**TASK TO COMPLETE**
Word for word, copy the line containing "Convert this screenshot" and each line after it in the records below, ending with the last line.

Page and application data records:
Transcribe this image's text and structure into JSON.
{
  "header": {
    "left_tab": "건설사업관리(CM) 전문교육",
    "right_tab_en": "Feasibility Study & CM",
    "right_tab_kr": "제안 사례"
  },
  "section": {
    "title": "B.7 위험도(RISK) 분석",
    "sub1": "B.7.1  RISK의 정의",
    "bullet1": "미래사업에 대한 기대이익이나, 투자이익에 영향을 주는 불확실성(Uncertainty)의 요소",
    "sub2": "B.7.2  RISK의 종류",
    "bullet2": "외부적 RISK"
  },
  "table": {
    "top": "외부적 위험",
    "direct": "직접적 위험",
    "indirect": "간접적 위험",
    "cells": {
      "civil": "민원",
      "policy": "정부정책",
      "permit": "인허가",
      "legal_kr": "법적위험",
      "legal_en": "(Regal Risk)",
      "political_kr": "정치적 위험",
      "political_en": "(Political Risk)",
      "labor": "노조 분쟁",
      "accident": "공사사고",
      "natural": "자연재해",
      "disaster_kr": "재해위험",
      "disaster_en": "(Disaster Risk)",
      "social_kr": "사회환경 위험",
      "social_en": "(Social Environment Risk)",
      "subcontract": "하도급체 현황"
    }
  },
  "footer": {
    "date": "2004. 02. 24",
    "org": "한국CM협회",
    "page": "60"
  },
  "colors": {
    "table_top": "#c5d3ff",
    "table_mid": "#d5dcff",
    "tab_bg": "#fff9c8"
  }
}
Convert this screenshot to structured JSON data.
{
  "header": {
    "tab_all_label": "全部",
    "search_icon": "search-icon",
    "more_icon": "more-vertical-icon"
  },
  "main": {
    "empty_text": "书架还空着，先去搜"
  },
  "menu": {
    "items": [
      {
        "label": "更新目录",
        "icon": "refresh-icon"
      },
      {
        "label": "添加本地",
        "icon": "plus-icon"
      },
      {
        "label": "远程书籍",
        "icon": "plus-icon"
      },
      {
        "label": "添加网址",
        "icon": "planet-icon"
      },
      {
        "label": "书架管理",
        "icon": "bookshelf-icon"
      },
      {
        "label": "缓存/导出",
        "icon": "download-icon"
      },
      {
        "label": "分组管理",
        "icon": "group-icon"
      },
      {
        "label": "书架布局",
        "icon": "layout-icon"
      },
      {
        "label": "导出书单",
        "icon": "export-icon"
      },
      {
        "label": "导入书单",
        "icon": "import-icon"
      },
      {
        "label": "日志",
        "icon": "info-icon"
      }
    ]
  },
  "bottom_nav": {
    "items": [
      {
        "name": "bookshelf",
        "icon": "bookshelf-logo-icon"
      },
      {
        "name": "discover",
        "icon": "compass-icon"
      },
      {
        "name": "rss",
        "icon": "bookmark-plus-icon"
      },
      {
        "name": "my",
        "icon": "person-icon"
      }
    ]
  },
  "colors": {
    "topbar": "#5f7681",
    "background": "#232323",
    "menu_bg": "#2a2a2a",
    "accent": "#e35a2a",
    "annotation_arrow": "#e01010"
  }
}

**YOUR SOLUTION**
Convert this screenshot to structured JSON data.
{
  "header": {
    "tab_all_label": "全部",
    "search_icon": "search-icon",
    "more_icon": "more-vertical-icon"
  },
  "main": {
    "empty_text": "书架还空着，先去搜"
  },
  "menu": {
    "items": [
      {
        "label": "更新目录",
        "icon": "refresh-icon"
      },
      {
        "label": "添加本地",
        "icon": "plus-icon"
      },
      {
        "label": "远程书籍",
        "icon": "plus-icon"
      },
      {
        "label": "添加网址",
        "icon": "planet-icon"
      },
      {
        "label": "书架管理",
        "icon": "bookshelf-icon"
      },
      {
        "label": "缓存/导出",
        "icon": "download-icon"
      },
      {
        "label": "分组管理",
        "icon": "group-icon"
      },
      {
        "label": "书架布局",
        "icon": "layout-icon"
      },
      {
        "label": "导出书单",
        "icon": "export-icon"
      },
      {
        "label": "导入书单",
        "icon": "import-icon"
      },
      {
        "label": "日志",
        "icon": "info-icon"
      }
    ]
  },
  "bottom_nav": {
    "items": [
      {
        "name": "bookshelf",
        "icon": "bookshelf-logo-icon"
      },
      {
        "name": "discover",
        "icon": "compass-icon"
      },
      {
        "name": "rss",
        "icon": "bookmark-plus-icon"
      },
      {
        "name": "my",
        "icon": "person-icon"
      }
    ]
  },
  "colors": {
    "topbar": "#5f7681",
    "background": "#232323",
    "menu_bg": "#2a2a2a",
    "accent": "#e35a2a",
    "annotation_arrow": "#e01010"
  }
}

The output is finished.